Dataset entries:

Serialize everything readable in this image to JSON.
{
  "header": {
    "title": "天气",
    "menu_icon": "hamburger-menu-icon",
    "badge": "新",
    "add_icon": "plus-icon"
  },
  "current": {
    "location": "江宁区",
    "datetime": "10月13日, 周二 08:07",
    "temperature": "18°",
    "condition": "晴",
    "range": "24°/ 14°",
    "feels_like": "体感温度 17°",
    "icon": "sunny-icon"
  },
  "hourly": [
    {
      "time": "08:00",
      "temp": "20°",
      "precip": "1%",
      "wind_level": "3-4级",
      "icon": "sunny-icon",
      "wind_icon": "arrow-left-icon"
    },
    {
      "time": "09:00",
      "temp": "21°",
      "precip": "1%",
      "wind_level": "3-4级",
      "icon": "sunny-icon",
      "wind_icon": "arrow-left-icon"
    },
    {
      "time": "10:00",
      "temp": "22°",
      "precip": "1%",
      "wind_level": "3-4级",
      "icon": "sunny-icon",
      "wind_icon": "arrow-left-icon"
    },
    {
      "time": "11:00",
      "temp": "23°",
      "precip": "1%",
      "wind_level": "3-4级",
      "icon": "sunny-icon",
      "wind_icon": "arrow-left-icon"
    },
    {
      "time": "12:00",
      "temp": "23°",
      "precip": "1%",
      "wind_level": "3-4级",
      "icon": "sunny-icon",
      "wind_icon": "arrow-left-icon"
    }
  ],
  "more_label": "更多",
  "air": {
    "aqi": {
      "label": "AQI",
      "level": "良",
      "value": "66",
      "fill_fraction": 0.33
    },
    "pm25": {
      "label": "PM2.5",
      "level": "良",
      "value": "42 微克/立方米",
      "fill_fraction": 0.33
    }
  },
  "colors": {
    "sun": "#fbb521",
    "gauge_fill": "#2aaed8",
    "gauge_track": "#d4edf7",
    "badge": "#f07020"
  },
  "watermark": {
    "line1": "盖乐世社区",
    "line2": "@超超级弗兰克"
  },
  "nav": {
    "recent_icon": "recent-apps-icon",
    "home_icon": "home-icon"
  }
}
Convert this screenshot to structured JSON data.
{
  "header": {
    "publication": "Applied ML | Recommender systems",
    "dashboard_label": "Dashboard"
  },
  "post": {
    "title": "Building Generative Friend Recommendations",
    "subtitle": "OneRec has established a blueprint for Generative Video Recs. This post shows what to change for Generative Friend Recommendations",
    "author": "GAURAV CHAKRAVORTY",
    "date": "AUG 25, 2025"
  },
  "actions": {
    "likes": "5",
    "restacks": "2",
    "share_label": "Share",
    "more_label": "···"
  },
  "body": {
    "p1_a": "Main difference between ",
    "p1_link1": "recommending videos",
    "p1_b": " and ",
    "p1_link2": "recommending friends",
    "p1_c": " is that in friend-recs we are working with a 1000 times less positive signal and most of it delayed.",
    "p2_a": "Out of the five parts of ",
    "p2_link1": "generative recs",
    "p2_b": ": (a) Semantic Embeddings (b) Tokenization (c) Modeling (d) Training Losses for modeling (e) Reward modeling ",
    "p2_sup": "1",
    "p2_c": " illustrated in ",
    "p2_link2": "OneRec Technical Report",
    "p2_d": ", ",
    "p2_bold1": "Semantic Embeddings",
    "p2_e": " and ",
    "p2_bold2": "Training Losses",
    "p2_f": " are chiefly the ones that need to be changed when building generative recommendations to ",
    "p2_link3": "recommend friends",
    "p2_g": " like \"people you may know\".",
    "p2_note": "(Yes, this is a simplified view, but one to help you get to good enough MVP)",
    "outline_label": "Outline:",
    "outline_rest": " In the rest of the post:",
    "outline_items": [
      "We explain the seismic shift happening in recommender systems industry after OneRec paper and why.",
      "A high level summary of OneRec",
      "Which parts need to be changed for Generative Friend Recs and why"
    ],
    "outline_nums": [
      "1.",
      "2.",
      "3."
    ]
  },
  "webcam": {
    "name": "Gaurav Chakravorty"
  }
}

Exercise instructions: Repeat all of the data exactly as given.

Answer box:
Serialize everything readable in this image to JSON.
{
  "header": {
    "title": "天气",
    "menu_icon": "hamburger-menu-icon",
    "badge": "新",
    "add_icon": "plus-icon"
  },
  "current": {
    "location": "江宁区",
    "datetime": "10月13日, 周二 08:07",
    "temperature": "18°",
    "condition": "晴",
    "range": "24°/ 14°",
    "feels_like": "体感温度 17°",
    "icon": "sunny-icon"
  },
  "hourly": [
    {
      "time": "08:00",
      "temp": "20°",
      "precip": "1%",
      "wind_level": "3-4级",
      "icon": "sunny-icon",
      "wind_icon": "arrow-left-icon"
    },
    {
      "time": "09:00",
      "temp": "21°",
      "precip": "1%",
      "wind_level": "3-4级",
      "icon": "sunny-icon",
      "wind_icon": "arrow-left-icon"
    },
    {
      "time": "10:00",
      "temp": "22°",
      "precip": "1%",
      "wind_level": "3-4级",
      "icon": "sunny-icon",
      "wind_icon": "arrow-left-icon"
    },
    {
      "time": "11:00",
      "temp": "23°",
      "precip": "1%",
      "wind_level": "3-4级",
      "icon": "sunny-icon",
      "wind_icon": "arrow-left-icon"
    },
    {
      "time": "12:00",
      "temp": "23°",
      "precip": "1%",
      "wind_level": "3-4级",
      "icon": "sunny-icon",
      "wind_icon": "arrow-left-icon"
    }
  ],
  "more_label": "更多",
  "air": {
    "aqi": {
      "label": "AQI",
      "level": "良",
      "value": "66",
      "fill_fraction": 0.33
    },
    "pm25": {
      "label": "PM2.5",
      "level": "良",
      "value": "42 微克/立方米",
      "fill_fraction": 0.33
    }
  },
  "colors": {
    "sun": "#fbb521",
    "gauge_fill": "#2aaed8",
    "gauge_track": "#d4edf7",
    "badge": "#f07020"
  },
  "watermark": {
    "line1": "盖乐世社区",
    "line2": "@超超级弗兰克"
  },
  "nav": {
    "recent_icon": "recent-apps-icon",
    "home_icon": "home-icon"
  }
}
Convert this screenshot to structured JSON data.
{
  "header": {
    "publication": "Applied ML | Recommender systems",
    "dashboard_label": "Dashboard"
  },
  "post": {
    "title": "Building Generative Friend Recommendations",
    "subtitle": "OneRec has established a blueprint for Generative Video Recs. This post shows what to change for Generative Friend Recommendations",
    "author": "GAURAV CHAKRAVORTY",
    "date": "AUG 25, 2025"
  },
  "actions": {
    "likes": "5",
    "restacks": "2",
    "share_label": "Share",
    "more_label": "···"
  },
  "body": {
    "p1_a": "Main difference between ",
    "p1_link1": "recommending videos",
    "p1_b": " and ",
    "p1_link2": "recommending friends",
    "p1_c": " is that in friend-recs we are working with a 1000 times less positive signal and most of it delayed.",
    "p2_a": "Out of the five parts of ",
    "p2_link1": "generative recs",
    "p2_b": ": (a) Semantic Embeddings (b) Tokenization (c) Modeling (d) Training Losses for modeling (e) Reward modeling ",
    "p2_sup": "1",
    "p2_c": " illustrated in ",
    "p2_link2": "OneRec Technical Report",
    "p2_d": ", ",
    "p2_bold1": "Semantic Embeddings",
    "p2_e": " and ",
    "p2_bold2": "Training Losses",
    "p2_f": " are chiefly the ones that need to be changed when building generative recommendations to ",
    "p2_link3": "recommend friends",
    "p2_g": " like \"people you may know\".",
    "p2_note": "(Yes, this is a simplified view, but one to help you get to good enough MVP)",
    "outline_label": "Outline:",
    "outline_rest": " In the rest of the post:",
    "outline_items": [
      "We explain the seismic shift happening in recommender systems industry after OneRec paper and why.",
      "A high level summary of OneRec",
      "Which parts need to be changed for Generative Friend Recs and why"
    ],
    "outline_nums": [
      "1.",
      "2.",
      "3."
    ]
  },
  "webcam": {
    "name": "Gaurav Chakravorty"
  }
}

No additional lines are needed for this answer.